The SFMTA is going to be significantly altering how trains run through the Muni Metro tunnels from West Portal through downtown San Francisco when the system reopens for business in August. The stated reason is to allow more social-distancing space, but the changes suggest that the agency is taking this time to rethink the efficiency of the entire system.

Light-rail service on the J,K,L,M,N and T lines is set to resume in time for the school year to start in August, as the SFMTA announced on Thursday. But the J,K, and L will no longer go below ground — the J will terminate at Market and Church, and passengers will have to transfer to an underground train there; and the K and L lines will both terminate at West Portal, where passengers will have to switch trains to go downtown. The goal is to reduce congestion at the system's choke-points, and it sounds like these changes will likely continue after the pandemic ends.

S-Shuttle trains will reportedly be three cars long, and will fill in service between West Portal and Embarcadero, along with M and T trains.
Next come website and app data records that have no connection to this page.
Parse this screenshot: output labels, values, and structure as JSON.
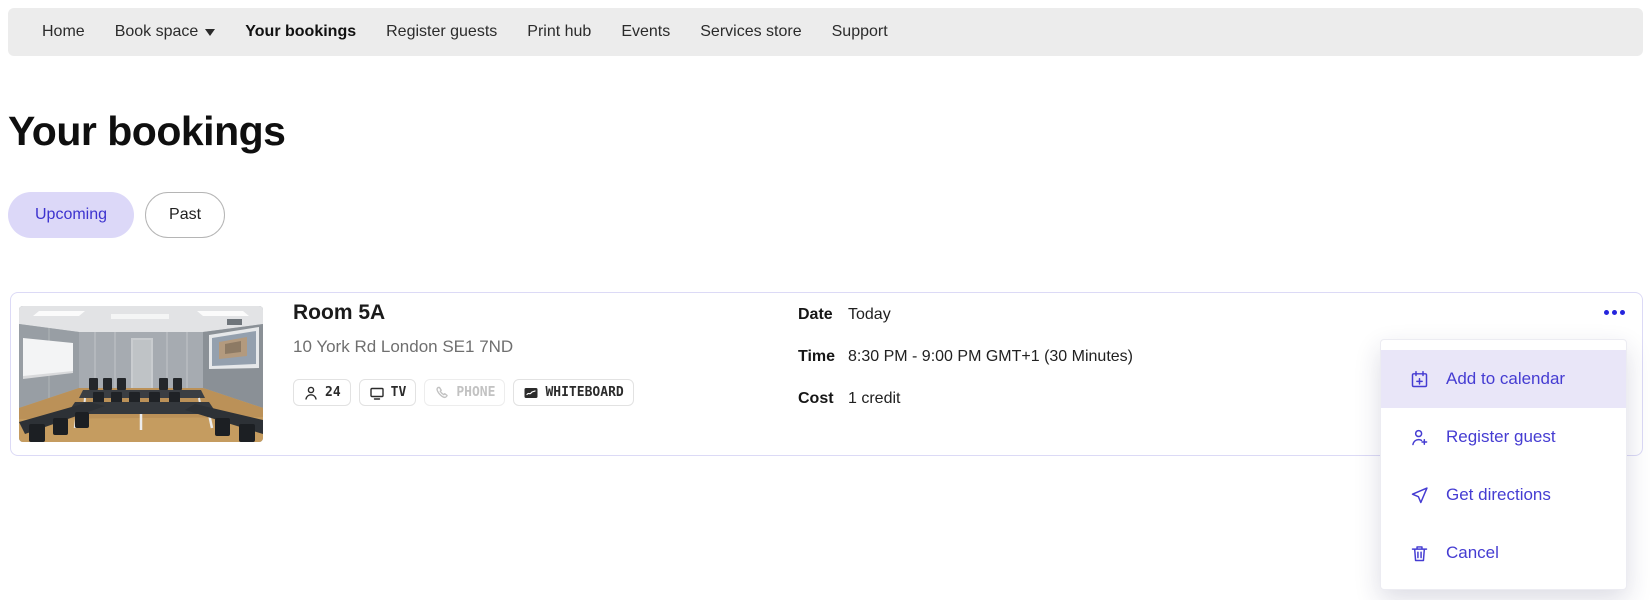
{
  "colors": {
    "accent": "#3d33cf",
    "kebab_dots": "#2525dd",
    "pill_active_bg": "#dcd8f8",
    "menu_highlight_bg": "#e9e6f8",
    "navbar_bg": "#ececec",
    "card_border": "#dcdaf6"
  },
  "nav": {
    "items": [
      {
        "label": "Home"
      },
      {
        "label": "Book space",
        "dropdown": true
      },
      {
        "label": "Your bookings",
        "active": true
      },
      {
        "label": "Register guests"
      },
      {
        "label": "Print hub"
      },
      {
        "label": "Events"
      },
      {
        "label": "Services store"
      },
      {
        "label": "Support"
      }
    ]
  },
  "page": {
    "title": "Your bookings"
  },
  "filters": {
    "upcoming_label": "Upcoming",
    "past_label": "Past"
  },
  "booking": {
    "room_name": "Room 5A",
    "address": "10 York Rd London SE1 7ND",
    "amenities": [
      {
        "icon": "person-icon",
        "label": "24"
      },
      {
        "icon": "tv-icon",
        "label": "TV"
      },
      {
        "icon": "phone-icon",
        "label": "PHONE",
        "disabled": true
      },
      {
        "icon": "whiteboard-icon",
        "label": "WHITEBOARD"
      }
    ],
    "details": [
      {
        "label": "Date",
        "value": "Today"
      },
      {
        "label": "Time",
        "value": "8:30 PM - 9:00 PM GMT+1 (30 Minutes)"
      },
      {
        "label": "Cost",
        "value": "1 credit"
      }
    ]
  },
  "context_menu": {
    "items": [
      {
        "icon": "calendar-plus-icon",
        "label": "Add to calendar",
        "highlighted": true
      },
      {
        "icon": "person-plus-icon",
        "label": "Register guest"
      },
      {
        "icon": "navigation-icon",
        "label": "Get directions"
      },
      {
        "icon": "trash-icon",
        "label": "Cancel"
      }
    ]
  }
}
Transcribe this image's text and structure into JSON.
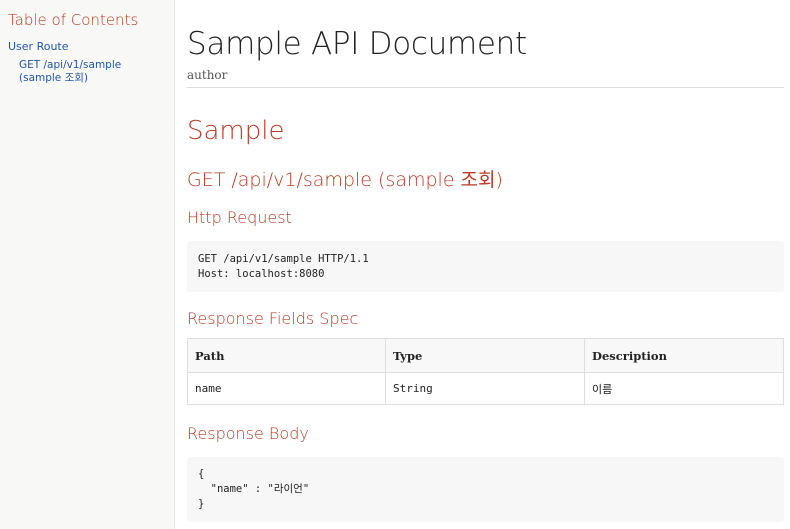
{
  "toc": {
    "title": "Table of Contents",
    "items": [
      {
        "label": "User Route"
      },
      {
        "label": "GET /api/v1/sample (sample 조회)"
      }
    ]
  },
  "doc": {
    "title": "Sample API Document",
    "author": "author"
  },
  "section": {
    "title": "Sample",
    "endpoint_title": "GET /api/v1/sample (sample 조회)",
    "http_request": {
      "heading": "Http Request",
      "code": "GET /api/v1/sample HTTP/1.1\nHost: localhost:8080"
    },
    "response_fields": {
      "heading": "Response Fields Spec",
      "columns": [
        "Path",
        "Type",
        "Description"
      ],
      "rows": [
        {
          "path": "name",
          "type": "String",
          "description": "이름"
        }
      ]
    },
    "response_body": {
      "heading": "Response Body",
      "code": "{\n  \"name\" : \"라이언\"\n}"
    }
  }
}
"As we emerge from shelter-in-place, it’s imperative that we take the opportunity to improve our rail service so that we can deliver people to and from school and work reliably,” the SFMTA writes in a blog post. “We don’t want our customers stuck on trains in between stations or crowding on station platforms. By limiting the number of lines that go into the subway, we can meet both of those goals."

We have new SFMTA Director Jeffrey Tumlin to thank/blame for this rethinking of train service, which may or may not solve some of the Muni Metro's notorious reliability issues. And the announcement concedes that Muni train service was highly unreliable prior to the pandemic due to what it says were "structural" limitations from trying to send all seven train lines through the one Market Street tunnel — with three lines that all had to turn back at Embarcadero during rush hour. And the changes will prevent one-car trains on the J, K, and L lines from slowing down traffic for the lines that can take higher-capacity trains.

This graphic compares how the Market Street tunnel fills up during rush hour compared to BART and the Boston MTA. 

"Before the COVID-19 emergency, we had been running more trains per hour in subway than we can process, roughly 40 trains per hour. Often, however, we’re only able to get 35 of [the] trains through," the SFMTA writes. "This makes our service inconsistent and leaves our customers frustrated. To improve reliability and efficiency we need to reduce the number of trains per hour to around 25 to 30 and run higher capacity trains through the subway."

The changes go like this:

  • The M-Oceanview and T-Third will be interlined, with both trains traveling the length of the Market Street tunnel and continuing on the T line down Third Street.
  • The N-Judah will continue on its normal route as before.
  • The L-Taraval and K-Ingleside will also be interlined, and will no longer enter the subway at West Portal. This new interlined route will run from the SF Zoo to City College at Balboa Park Station, and passengers going downtown will have to disembark and board an S or M/T train at West Portal.
  • The J-Church will also no longer enter the subway, and customers can transfer to the M/T line or S at Market and Church, or the N Judah at Duboce and Church.
  • Evening commuters from downtown will choose between M, N, or S trains, and will need to transfer as needed at either Church Street or West Portal.

Here's the map:

Basically the inbound K becomes the L and goes to the ocean, and vice-versa...

The structural limitations of the Muni Metro system have been discussed at length over the years — and last summer we learned that the failed design of the system, which lacks "trunks" or "turnbacks" that would allow disabled trains to get out of the way, dates back to some failures of planning by the agency when BART was constructing the tunnels themselves in the 1970s.

These latest changes, coming at a moment when the entire subway system has been offline for several months, appear to be stopgaps that will at least address the system's notorious congestion problems. But be sure there will be a lot of public complaints as there are with any changes.

Commenters on yesterday's blog post are already expressing their rage about what will likely be a chaotic scene — at least to start — at West Portal Station every morning.

"This really hurts users of the K and L lines," writes commenter Gregory Arenius. "Those trains were often already packed by the time they arrived inbound at West Portal station. Now everyone is going to have to get off the packed train and cram onto another one?"

But the S trains will theoretically pick up this slack, and maybe everyone will get used to this if it means the system actually runs more smoothly?

Also, all the bus replacement service for the train lines will end in August, freeing up those buses to return to service on normal bus lines.

Related: Muni Debates Overhauls To Poorly Designed Subway Rail System